'''
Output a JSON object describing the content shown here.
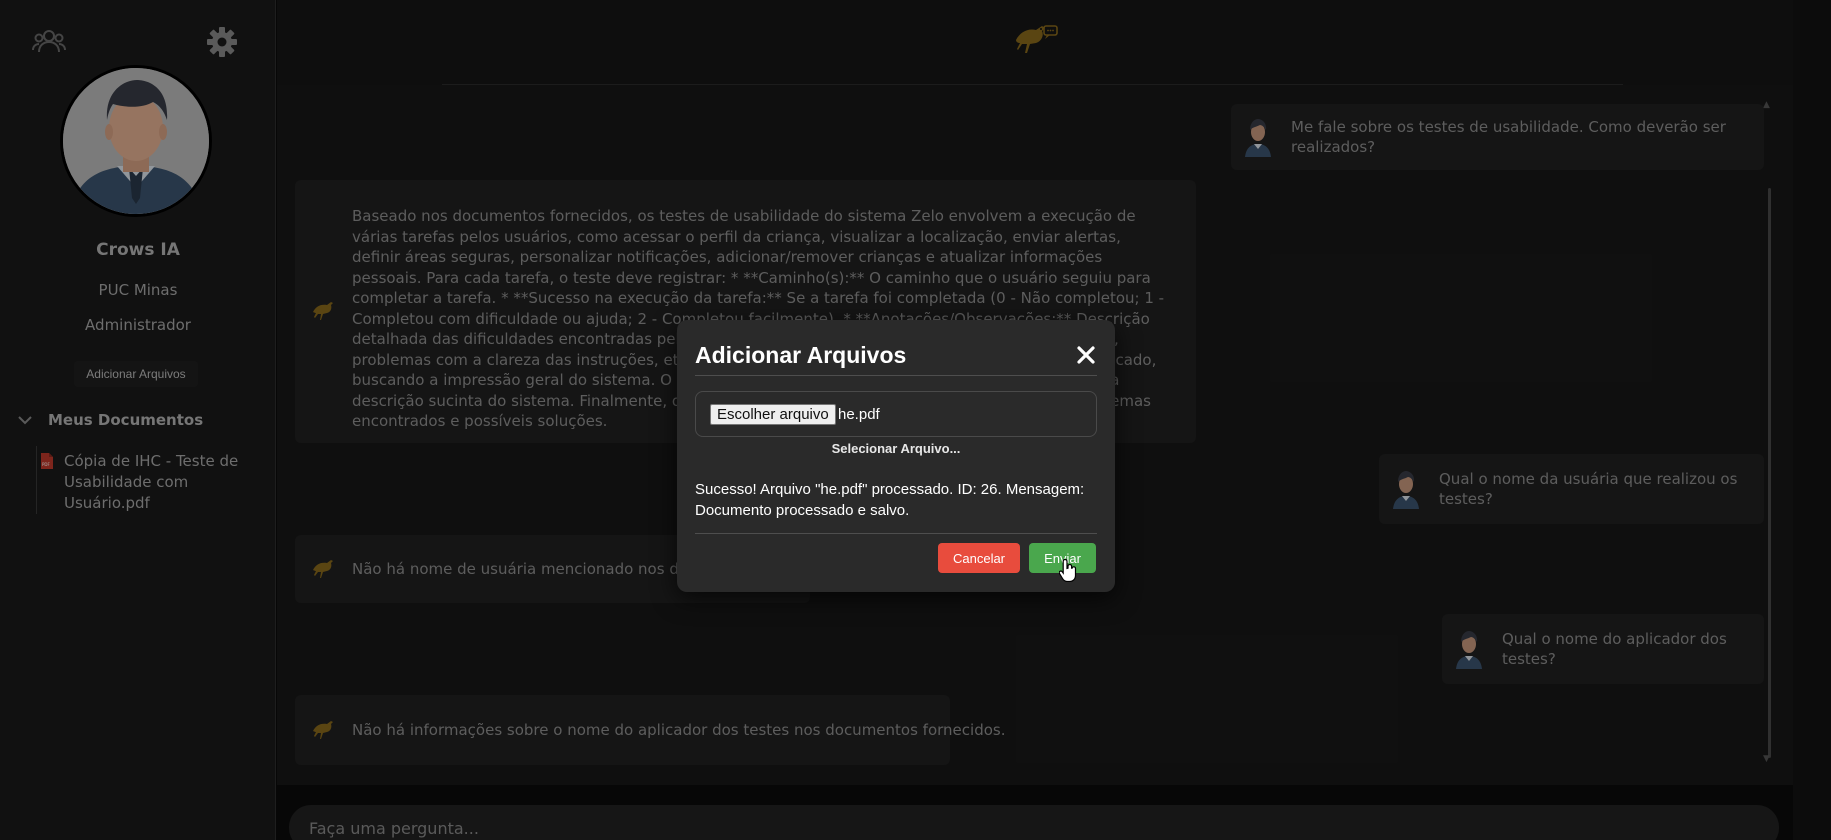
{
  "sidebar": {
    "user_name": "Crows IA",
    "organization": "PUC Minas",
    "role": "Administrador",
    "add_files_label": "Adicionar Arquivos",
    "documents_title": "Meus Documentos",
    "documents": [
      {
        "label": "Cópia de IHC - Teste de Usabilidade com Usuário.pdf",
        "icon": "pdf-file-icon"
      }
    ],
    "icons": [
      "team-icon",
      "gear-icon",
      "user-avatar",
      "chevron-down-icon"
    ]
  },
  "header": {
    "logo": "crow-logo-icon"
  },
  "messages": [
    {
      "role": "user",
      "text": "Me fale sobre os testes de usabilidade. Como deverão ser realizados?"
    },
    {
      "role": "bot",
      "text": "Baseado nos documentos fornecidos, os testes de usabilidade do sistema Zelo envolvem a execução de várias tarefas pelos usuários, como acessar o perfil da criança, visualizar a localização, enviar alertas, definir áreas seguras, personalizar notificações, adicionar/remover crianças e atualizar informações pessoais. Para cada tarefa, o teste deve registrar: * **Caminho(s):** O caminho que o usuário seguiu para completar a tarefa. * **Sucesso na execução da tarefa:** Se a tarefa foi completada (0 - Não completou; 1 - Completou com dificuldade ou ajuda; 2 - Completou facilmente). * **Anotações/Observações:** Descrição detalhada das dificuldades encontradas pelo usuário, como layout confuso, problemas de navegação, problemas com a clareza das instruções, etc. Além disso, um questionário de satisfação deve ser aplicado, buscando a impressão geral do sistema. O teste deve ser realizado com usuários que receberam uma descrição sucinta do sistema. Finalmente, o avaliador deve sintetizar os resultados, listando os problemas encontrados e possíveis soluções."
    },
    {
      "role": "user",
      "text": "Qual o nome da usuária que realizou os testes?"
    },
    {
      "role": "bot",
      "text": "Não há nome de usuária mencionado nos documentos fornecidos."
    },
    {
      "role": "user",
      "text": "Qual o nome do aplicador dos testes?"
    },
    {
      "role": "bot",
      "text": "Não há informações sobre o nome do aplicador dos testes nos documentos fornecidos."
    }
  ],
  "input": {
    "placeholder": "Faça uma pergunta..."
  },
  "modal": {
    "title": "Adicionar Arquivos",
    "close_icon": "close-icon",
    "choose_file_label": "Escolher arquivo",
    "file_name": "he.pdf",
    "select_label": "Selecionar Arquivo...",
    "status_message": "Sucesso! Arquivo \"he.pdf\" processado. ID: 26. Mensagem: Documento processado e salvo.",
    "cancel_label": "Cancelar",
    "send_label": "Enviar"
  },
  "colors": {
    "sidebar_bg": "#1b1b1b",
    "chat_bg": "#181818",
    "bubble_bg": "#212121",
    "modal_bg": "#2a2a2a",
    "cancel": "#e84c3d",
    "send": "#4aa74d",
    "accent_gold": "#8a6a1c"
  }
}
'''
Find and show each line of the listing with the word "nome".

      "text": "Qual o nome da usuária que realizou os testes?"
      "text": "Não há nome de usuária mencionado nos documentos fornecidos."
      "text": "Qual o nome do aplicador dos testes?"
      "text": "Não há informações sobre o nome do aplicador dos testes nos documentos fornecidos."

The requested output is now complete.